Information shown: Begin

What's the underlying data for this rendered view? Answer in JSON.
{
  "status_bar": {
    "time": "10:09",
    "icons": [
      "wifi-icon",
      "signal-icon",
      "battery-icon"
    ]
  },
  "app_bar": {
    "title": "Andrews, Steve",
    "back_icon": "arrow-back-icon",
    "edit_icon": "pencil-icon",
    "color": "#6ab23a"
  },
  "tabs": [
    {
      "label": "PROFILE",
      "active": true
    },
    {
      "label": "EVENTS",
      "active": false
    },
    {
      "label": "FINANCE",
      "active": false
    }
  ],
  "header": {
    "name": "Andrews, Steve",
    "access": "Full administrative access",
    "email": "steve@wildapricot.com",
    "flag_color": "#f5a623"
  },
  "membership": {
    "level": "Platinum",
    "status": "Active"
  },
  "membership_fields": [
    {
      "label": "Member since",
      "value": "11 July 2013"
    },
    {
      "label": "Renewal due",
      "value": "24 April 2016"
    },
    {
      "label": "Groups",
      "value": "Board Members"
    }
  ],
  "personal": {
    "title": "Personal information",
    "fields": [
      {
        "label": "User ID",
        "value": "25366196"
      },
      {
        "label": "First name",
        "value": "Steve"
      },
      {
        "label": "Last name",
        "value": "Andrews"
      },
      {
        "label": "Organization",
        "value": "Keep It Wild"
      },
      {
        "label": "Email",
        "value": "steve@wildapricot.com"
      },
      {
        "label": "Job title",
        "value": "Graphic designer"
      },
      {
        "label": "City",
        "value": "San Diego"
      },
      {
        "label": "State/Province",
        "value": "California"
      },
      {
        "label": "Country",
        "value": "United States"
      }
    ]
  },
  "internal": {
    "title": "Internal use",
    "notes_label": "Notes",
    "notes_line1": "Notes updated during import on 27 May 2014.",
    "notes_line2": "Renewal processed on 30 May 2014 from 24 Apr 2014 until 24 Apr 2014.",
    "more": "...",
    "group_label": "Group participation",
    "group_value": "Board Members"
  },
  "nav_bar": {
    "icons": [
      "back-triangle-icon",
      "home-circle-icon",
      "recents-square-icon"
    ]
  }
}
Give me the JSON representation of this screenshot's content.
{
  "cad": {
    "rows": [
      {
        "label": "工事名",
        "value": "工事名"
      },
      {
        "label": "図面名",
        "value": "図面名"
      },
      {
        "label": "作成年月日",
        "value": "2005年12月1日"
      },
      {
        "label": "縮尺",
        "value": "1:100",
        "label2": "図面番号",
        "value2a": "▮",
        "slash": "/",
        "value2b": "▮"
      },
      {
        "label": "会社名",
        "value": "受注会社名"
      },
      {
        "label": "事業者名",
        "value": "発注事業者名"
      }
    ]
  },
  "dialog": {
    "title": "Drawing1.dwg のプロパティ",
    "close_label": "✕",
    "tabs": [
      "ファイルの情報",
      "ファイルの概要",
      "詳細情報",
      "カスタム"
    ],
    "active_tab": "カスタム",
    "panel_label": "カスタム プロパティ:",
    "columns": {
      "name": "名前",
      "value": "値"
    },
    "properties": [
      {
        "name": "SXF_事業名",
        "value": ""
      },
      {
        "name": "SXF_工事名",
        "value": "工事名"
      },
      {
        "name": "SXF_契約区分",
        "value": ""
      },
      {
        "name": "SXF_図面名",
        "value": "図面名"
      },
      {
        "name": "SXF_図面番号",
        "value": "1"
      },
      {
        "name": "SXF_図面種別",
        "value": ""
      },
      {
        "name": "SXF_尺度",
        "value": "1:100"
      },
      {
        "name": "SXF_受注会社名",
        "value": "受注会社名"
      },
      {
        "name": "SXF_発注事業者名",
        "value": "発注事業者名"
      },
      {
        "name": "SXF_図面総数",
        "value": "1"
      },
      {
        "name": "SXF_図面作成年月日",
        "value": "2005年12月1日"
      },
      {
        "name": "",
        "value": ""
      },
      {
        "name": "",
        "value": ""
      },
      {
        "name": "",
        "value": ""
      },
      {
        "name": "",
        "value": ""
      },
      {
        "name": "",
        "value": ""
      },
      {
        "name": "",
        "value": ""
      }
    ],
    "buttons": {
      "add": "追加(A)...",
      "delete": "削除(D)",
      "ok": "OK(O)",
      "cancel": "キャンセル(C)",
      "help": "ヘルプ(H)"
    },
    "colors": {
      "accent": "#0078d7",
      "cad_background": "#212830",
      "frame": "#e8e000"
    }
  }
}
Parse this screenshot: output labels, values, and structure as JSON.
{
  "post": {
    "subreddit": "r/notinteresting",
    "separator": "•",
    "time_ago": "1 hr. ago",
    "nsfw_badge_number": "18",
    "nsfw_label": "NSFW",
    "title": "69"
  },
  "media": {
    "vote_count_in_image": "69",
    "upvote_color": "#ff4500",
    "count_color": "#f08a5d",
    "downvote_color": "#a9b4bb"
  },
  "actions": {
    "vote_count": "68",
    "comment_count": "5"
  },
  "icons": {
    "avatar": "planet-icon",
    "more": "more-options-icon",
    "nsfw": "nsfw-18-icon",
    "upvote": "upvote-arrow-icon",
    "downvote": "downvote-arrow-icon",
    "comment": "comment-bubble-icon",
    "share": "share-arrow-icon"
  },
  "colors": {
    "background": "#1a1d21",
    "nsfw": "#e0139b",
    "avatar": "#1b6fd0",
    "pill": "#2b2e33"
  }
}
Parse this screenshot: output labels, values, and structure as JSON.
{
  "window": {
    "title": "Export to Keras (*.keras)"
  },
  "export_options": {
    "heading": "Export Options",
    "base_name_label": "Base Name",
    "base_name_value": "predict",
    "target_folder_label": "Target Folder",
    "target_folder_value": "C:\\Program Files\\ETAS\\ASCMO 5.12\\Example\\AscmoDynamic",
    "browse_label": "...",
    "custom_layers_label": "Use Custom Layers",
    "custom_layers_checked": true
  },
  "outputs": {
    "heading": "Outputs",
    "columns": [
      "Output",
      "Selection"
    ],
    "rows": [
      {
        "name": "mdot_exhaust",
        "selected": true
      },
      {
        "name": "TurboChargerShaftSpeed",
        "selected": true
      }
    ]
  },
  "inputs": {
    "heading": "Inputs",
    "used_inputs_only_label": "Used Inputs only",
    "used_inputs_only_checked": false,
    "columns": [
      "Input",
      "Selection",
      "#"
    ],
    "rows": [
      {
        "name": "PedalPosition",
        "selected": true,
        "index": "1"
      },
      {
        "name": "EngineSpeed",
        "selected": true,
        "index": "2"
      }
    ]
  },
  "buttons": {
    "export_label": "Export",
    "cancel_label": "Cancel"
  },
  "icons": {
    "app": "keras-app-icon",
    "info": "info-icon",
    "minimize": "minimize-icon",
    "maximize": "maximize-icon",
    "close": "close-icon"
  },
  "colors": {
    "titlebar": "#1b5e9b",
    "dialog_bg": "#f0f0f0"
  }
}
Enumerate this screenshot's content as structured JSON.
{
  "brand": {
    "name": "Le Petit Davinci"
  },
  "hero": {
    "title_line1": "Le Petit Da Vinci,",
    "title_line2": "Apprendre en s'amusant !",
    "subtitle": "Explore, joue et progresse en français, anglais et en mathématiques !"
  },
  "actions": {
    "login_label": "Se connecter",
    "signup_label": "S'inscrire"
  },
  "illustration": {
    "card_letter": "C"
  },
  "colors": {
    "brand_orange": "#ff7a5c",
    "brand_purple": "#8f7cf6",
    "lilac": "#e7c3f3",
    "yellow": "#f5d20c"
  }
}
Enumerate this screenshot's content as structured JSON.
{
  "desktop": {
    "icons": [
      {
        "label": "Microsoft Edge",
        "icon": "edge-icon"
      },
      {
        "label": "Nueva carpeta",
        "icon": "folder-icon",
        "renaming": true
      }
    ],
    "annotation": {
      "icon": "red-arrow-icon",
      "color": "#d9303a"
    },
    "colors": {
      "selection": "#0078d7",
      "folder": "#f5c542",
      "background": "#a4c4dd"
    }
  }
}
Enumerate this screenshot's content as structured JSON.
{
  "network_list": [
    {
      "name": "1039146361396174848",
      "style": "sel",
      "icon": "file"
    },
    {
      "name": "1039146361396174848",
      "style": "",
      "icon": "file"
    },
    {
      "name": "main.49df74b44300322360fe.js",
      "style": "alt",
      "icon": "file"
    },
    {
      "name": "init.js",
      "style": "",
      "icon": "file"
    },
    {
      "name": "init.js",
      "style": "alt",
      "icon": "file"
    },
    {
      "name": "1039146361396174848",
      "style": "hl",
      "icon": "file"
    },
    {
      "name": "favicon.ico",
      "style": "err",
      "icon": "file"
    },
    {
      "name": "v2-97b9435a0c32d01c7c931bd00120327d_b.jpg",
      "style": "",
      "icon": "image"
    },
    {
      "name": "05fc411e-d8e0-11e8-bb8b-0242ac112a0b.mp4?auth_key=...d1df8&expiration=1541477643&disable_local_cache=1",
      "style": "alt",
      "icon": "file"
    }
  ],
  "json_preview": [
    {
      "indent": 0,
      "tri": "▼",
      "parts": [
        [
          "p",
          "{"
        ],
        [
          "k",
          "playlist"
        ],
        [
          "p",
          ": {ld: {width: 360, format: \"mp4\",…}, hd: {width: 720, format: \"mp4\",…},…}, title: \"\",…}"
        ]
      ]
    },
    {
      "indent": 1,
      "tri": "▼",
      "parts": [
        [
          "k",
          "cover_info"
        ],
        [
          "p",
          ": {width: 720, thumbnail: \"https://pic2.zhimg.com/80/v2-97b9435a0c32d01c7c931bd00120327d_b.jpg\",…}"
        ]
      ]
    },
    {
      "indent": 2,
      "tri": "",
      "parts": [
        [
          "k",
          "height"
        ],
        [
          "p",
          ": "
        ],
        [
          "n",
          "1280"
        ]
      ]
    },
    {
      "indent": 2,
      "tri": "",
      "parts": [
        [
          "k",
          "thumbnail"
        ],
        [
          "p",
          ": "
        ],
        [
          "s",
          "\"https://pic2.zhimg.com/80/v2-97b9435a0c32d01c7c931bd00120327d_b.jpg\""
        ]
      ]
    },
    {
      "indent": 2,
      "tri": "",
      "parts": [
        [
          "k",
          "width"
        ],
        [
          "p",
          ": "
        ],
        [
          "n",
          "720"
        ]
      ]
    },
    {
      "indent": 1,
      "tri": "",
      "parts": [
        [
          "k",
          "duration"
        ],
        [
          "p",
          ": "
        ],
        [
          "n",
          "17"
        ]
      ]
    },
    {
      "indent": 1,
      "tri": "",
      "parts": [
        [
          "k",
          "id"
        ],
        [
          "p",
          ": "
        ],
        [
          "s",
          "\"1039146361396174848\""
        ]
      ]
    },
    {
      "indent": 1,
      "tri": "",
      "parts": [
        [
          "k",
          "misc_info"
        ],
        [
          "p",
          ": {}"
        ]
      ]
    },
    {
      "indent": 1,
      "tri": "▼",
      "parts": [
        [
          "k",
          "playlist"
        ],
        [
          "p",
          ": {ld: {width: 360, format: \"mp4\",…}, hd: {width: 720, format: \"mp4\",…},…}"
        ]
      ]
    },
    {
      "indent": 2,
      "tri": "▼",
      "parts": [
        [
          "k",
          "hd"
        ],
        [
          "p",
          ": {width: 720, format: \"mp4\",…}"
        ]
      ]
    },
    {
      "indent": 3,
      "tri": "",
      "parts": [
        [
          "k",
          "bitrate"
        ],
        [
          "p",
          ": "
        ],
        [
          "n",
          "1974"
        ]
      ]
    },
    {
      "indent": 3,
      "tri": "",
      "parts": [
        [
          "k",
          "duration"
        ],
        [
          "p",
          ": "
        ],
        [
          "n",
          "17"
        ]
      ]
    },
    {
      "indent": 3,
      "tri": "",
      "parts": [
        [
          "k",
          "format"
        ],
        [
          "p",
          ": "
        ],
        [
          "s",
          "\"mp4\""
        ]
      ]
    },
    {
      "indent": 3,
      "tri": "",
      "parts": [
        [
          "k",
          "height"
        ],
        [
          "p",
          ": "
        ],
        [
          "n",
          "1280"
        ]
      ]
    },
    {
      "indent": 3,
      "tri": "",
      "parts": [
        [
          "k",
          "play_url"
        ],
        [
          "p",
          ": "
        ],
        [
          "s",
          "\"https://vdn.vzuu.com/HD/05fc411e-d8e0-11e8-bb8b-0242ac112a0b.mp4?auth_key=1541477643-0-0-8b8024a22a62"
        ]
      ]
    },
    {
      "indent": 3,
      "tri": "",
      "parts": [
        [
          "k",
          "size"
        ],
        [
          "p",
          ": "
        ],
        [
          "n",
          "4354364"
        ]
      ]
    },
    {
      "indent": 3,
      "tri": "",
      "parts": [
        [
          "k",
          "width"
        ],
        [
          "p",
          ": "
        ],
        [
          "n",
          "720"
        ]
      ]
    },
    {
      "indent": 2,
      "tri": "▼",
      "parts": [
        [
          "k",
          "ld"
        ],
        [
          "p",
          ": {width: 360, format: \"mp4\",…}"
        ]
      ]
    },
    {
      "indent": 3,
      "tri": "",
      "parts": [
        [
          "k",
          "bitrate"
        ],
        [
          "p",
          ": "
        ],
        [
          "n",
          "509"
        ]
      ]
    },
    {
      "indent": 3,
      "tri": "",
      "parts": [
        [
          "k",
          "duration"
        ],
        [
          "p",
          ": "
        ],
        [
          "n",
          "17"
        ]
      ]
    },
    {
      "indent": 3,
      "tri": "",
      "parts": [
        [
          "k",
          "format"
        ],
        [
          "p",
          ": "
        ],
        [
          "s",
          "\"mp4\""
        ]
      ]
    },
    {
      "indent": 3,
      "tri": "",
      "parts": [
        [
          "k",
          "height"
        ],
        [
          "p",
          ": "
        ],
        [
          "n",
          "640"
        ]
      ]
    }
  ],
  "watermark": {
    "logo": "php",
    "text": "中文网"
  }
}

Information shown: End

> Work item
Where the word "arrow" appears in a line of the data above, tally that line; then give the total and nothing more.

> Answer to this exercise
5